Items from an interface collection
- Opening Delimiter -

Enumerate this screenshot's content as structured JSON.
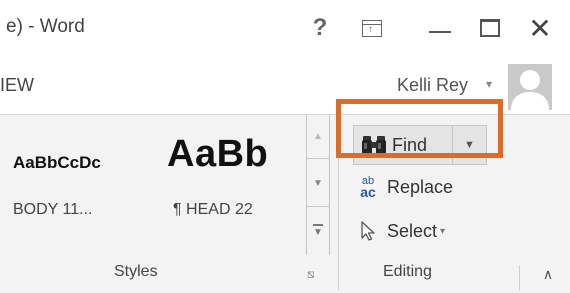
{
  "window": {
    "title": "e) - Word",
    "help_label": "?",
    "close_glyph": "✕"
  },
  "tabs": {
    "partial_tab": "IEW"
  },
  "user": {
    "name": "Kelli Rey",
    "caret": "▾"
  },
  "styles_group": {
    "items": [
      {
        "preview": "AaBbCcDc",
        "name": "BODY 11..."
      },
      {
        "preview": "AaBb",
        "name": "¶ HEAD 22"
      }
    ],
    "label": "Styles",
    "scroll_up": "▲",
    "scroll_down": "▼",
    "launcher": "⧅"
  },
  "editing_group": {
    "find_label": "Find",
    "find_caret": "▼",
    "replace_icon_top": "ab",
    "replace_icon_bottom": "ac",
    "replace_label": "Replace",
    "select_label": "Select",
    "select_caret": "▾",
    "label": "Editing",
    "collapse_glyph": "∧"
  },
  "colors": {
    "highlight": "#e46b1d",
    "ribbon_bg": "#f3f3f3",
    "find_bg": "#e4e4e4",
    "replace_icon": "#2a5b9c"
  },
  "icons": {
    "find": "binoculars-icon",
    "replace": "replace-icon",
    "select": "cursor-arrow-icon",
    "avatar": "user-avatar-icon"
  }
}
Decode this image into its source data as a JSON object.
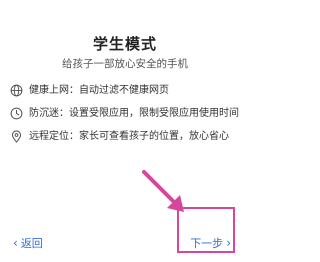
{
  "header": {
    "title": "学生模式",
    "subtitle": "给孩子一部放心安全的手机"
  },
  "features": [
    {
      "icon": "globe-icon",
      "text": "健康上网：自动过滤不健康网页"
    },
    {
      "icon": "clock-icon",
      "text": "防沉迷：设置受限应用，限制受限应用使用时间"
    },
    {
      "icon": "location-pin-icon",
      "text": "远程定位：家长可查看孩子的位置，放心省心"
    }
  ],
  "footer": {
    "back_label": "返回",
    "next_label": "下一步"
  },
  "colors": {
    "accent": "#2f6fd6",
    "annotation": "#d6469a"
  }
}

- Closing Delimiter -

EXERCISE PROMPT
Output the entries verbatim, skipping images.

SOLVED PROBLEM
Enumerate this screenshot's content as structured JSON.
{
  "window": {
    "title": "e) - Word",
    "help_label": "?",
    "close_glyph": "✕"
  },
  "tabs": {
    "partial_tab": "IEW"
  },
  "user": {
    "name": "Kelli Rey",
    "caret": "▾"
  },
  "styles_group": {
    "items": [
      {
        "preview": "AaBbCcDc",
        "name": "BODY 11..."
      },
      {
        "preview": "AaBb",
        "name": "¶ HEAD 22"
      }
    ],
    "label": "Styles",
    "scroll_up": "▲",
    "scroll_down": "▼",
    "launcher": "⧅"
  },
  "editing_group": {
    "find_label": "Find",
    "find_caret": "▼",
    "replace_icon_top": "ab",
    "replace_icon_bottom": "ac",
    "replace_label": "Replace",
    "select_label": "Select",
    "select_caret": "▾",
    "label": "Editing",
    "collapse_glyph": "∧"
  },
  "colors": {
    "highlight": "#e46b1d",
    "ribbon_bg": "#f3f3f3",
    "find_bg": "#e4e4e4",
    "replace_icon": "#2a5b9c"
  },
  "icons": {
    "find": "binoculars-icon",
    "replace": "replace-icon",
    "select": "cursor-arrow-icon",
    "avatar": "user-avatar-icon"
  }
}
Decode this image into its source data as a JSON object.
{
  "header": {
    "title": "学生模式",
    "subtitle": "给孩子一部放心安全的手机"
  },
  "features": [
    {
      "icon": "globe-icon",
      "text": "健康上网：自动过滤不健康网页"
    },
    {
      "icon": "clock-icon",
      "text": "防沉迷：设置受限应用，限制受限应用使用时间"
    },
    {
      "icon": "location-pin-icon",
      "text": "远程定位：家长可查看孩子的位置，放心省心"
    }
  ],
  "footer": {
    "back_label": "返回",
    "next_label": "下一步"
  },
  "colors": {
    "accent": "#2f6fd6",
    "annotation": "#d6469a"
  }
}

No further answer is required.